*Exercise objective:*
Verbatim copy, images removed: write out the entries below.

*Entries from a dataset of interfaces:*
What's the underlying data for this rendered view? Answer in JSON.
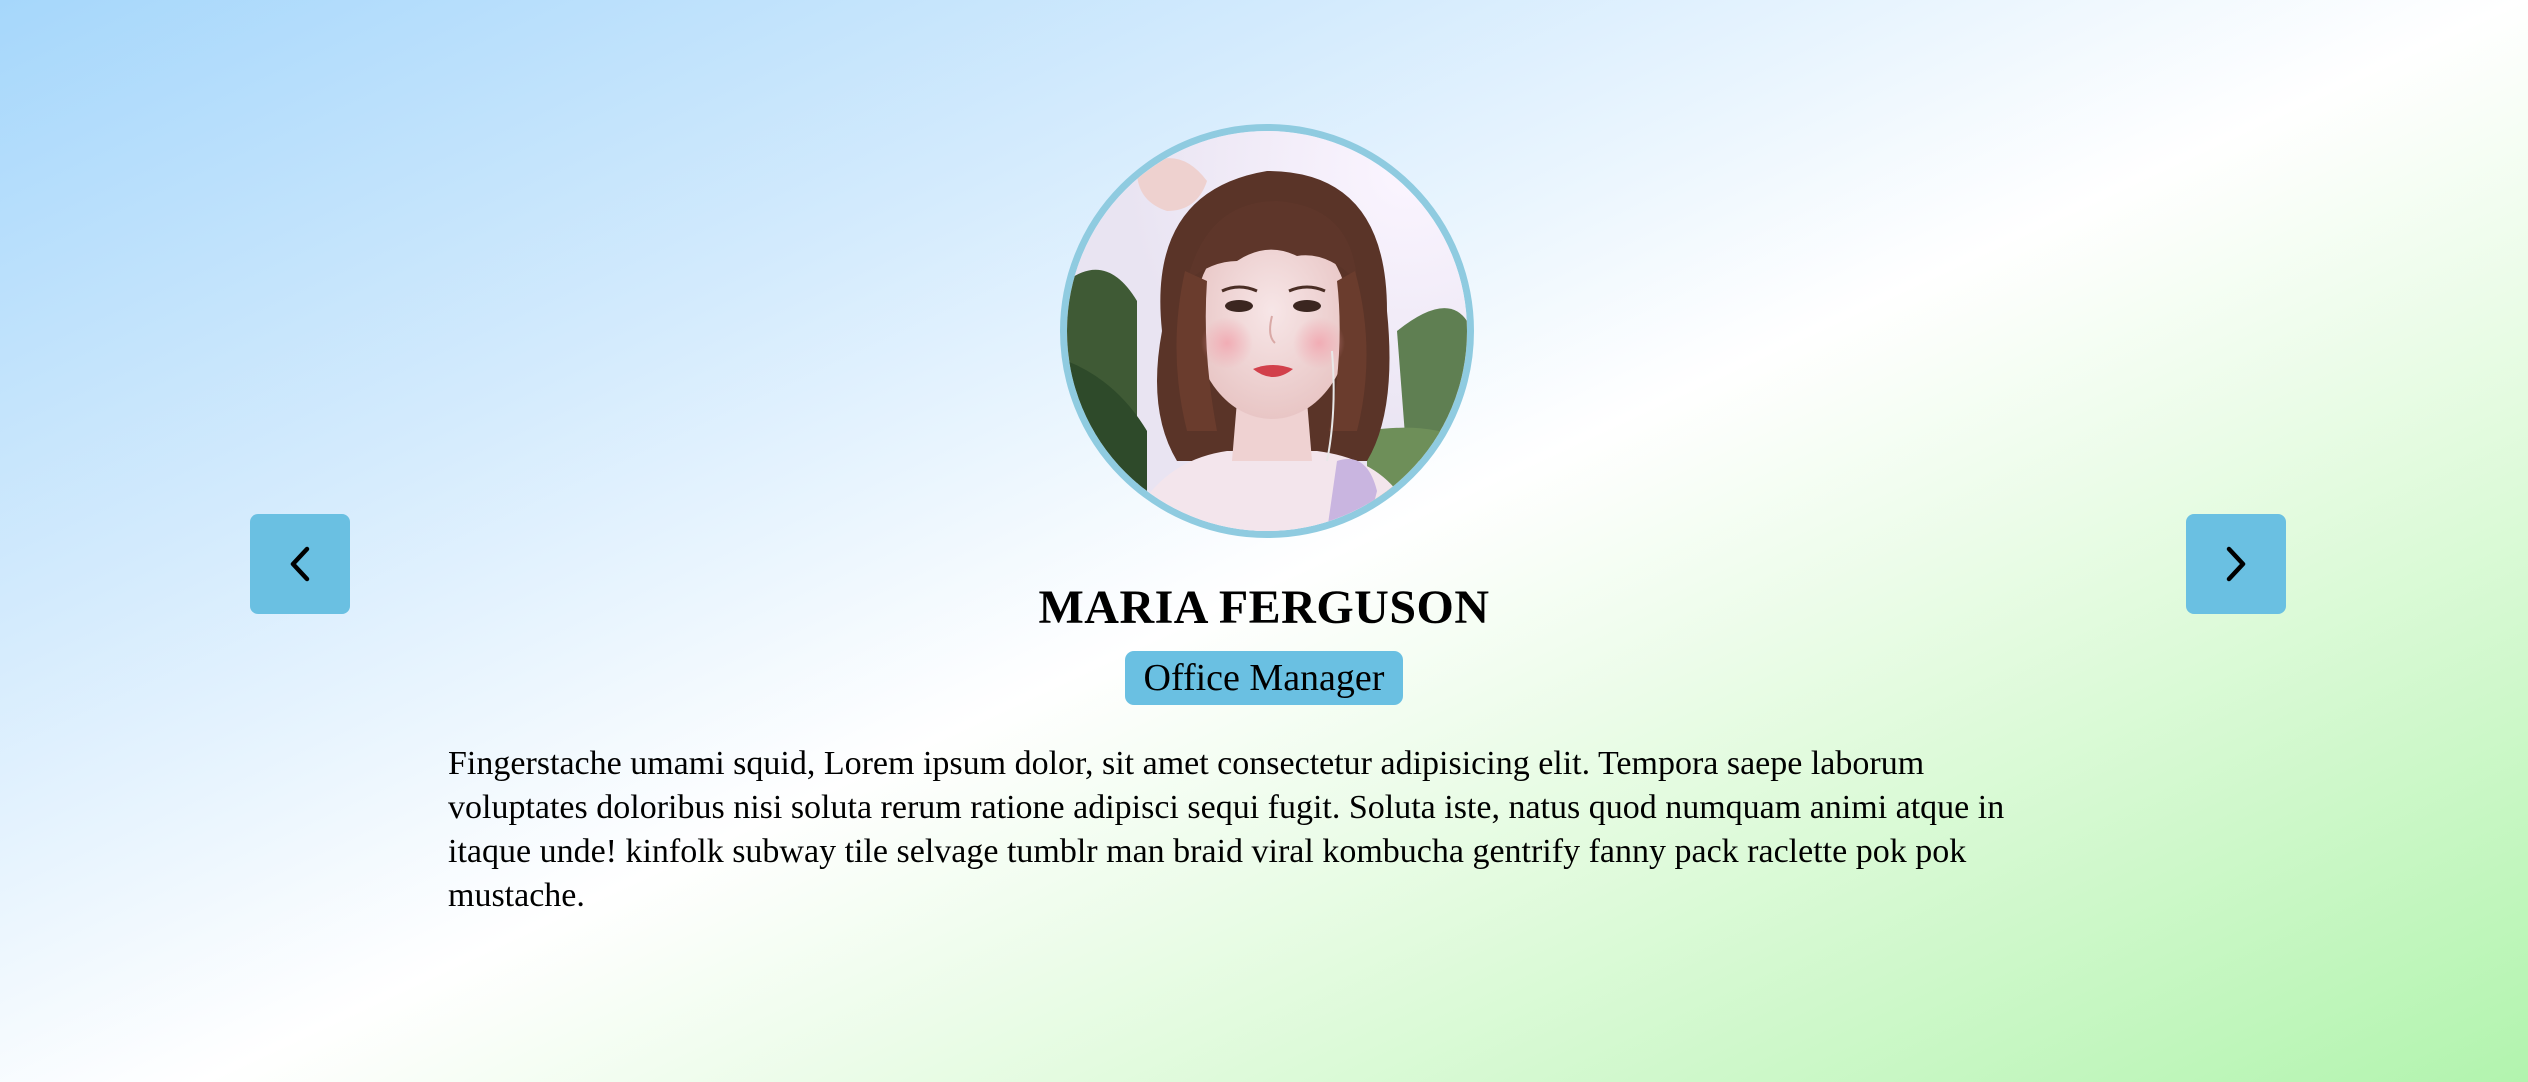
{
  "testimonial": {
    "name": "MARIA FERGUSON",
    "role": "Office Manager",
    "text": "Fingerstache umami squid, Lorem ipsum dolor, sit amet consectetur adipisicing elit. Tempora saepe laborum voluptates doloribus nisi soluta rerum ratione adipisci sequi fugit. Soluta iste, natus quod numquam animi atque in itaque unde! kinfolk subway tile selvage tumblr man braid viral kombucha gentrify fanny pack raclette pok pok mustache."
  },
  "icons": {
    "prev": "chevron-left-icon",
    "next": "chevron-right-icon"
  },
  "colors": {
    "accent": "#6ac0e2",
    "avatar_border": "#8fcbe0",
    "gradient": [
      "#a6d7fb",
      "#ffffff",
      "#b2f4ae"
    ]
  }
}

*Response to the task:*
What's the underlying data for this rendered view? Answer in JSON.
{
  "testimonial": {
    "name": "MARIA FERGUSON",
    "role": "Office Manager",
    "text": "Fingerstache umami squid, Lorem ipsum dolor, sit amet consectetur adipisicing elit. Tempora saepe laborum voluptates doloribus nisi soluta rerum ratione adipisci sequi fugit. Soluta iste, natus quod numquam animi atque in itaque unde! kinfolk subway tile selvage tumblr man braid viral kombucha gentrify fanny pack raclette pok pok mustache."
  },
  "icons": {
    "prev": "chevron-left-icon",
    "next": "chevron-right-icon"
  },
  "colors": {
    "accent": "#6ac0e2",
    "avatar_border": "#8fcbe0",
    "gradient": [
      "#a6d7fb",
      "#ffffff",
      "#b2f4ae"
    ]
  }
}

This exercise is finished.